### What this task involves
Repeat what the lines below say, word for word, and skip every image.

### Data supplied
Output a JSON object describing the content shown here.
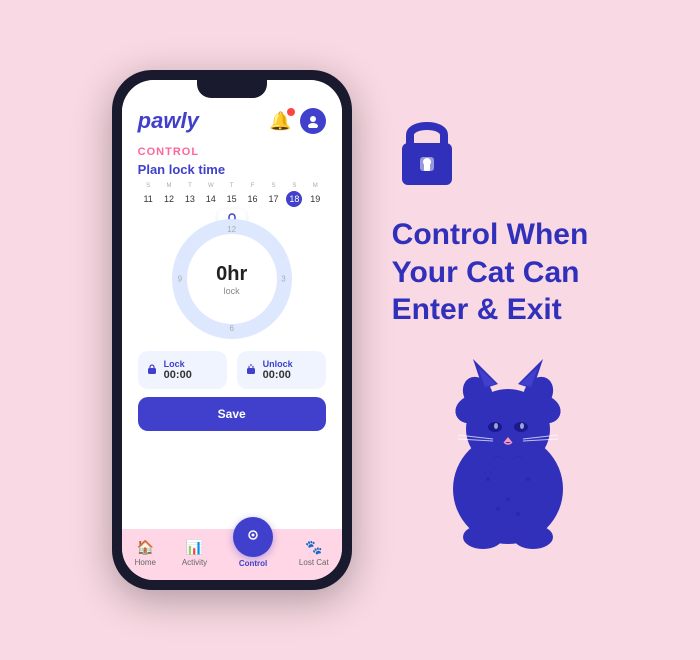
{
  "app": {
    "logo": "pawly",
    "header_bell": "🔔",
    "header_user": "👤"
  },
  "control": {
    "section_label": "CONTROL",
    "plan_lock_title": "Plan lock time",
    "calendar": {
      "days": [
        {
          "name": "S",
          "num": "11"
        },
        {
          "name": "M",
          "num": "12"
        },
        {
          "name": "T",
          "num": "13"
        },
        {
          "name": "W",
          "num": "14"
        },
        {
          "name": "T",
          "num": "15"
        },
        {
          "name": "F",
          "num": "16"
        },
        {
          "name": "S",
          "num": "17"
        },
        {
          "name": "S",
          "num": "18",
          "selected": true
        },
        {
          "name": "M",
          "num": "19"
        }
      ]
    },
    "clock": {
      "time": "0hr",
      "label": "lock",
      "numbers": {
        "top": "12",
        "right": "3",
        "bottom": "6",
        "left": "9"
      }
    },
    "lock_btn": {
      "label": "Lock",
      "value": "00:00"
    },
    "unlock_btn": {
      "label": "Unlock",
      "value": "00:00"
    },
    "save_label": "Save"
  },
  "nav": {
    "items": [
      {
        "label": "Home",
        "icon": "🏠",
        "active": false
      },
      {
        "label": "Activity",
        "icon": "📊",
        "active": false
      },
      {
        "label": "Control",
        "icon": "📷",
        "active": true,
        "center": true
      },
      {
        "label": "Lost Cat",
        "icon": "🐱",
        "active": false
      }
    ]
  },
  "tagline": {
    "line1": "Control When",
    "line2": "Your Cat Can",
    "line3": "Enter & Exit"
  },
  "lock_icon": "🔒",
  "colors": {
    "brand_blue": "#4040cc",
    "brand_pink": "#ff6699",
    "bg_pink": "#f9d9e3"
  }
}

### Output for this exercise
Output a JSON object describing the content shown here.
{
  "app": {
    "logo": "pawly",
    "header_bell": "🔔",
    "header_user": "👤"
  },
  "control": {
    "section_label": "CONTROL",
    "plan_lock_title": "Plan lock time",
    "calendar": {
      "days": [
        {
          "name": "S",
          "num": "11"
        },
        {
          "name": "M",
          "num": "12"
        },
        {
          "name": "T",
          "num": "13"
        },
        {
          "name": "W",
          "num": "14"
        },
        {
          "name": "T",
          "num": "15"
        },
        {
          "name": "F",
          "num": "16"
        },
        {
          "name": "S",
          "num": "17"
        },
        {
          "name": "S",
          "num": "18",
          "selected": true
        },
        {
          "name": "M",
          "num": "19"
        }
      ]
    },
    "clock": {
      "time": "0hr",
      "label": "lock",
      "numbers": {
        "top": "12",
        "right": "3",
        "bottom": "6",
        "left": "9"
      }
    },
    "lock_btn": {
      "label": "Lock",
      "value": "00:00"
    },
    "unlock_btn": {
      "label": "Unlock",
      "value": "00:00"
    },
    "save_label": "Save"
  },
  "nav": {
    "items": [
      {
        "label": "Home",
        "icon": "🏠",
        "active": false
      },
      {
        "label": "Activity",
        "icon": "📊",
        "active": false
      },
      {
        "label": "Control",
        "icon": "📷",
        "active": true,
        "center": true
      },
      {
        "label": "Lost Cat",
        "icon": "🐱",
        "active": false
      }
    ]
  },
  "tagline": {
    "line1": "Control When",
    "line2": "Your Cat Can",
    "line3": "Enter & Exit"
  },
  "lock_icon": "🔒",
  "colors": {
    "brand_blue": "#4040cc",
    "brand_pink": "#ff6699",
    "bg_pink": "#f9d9e3"
  }
}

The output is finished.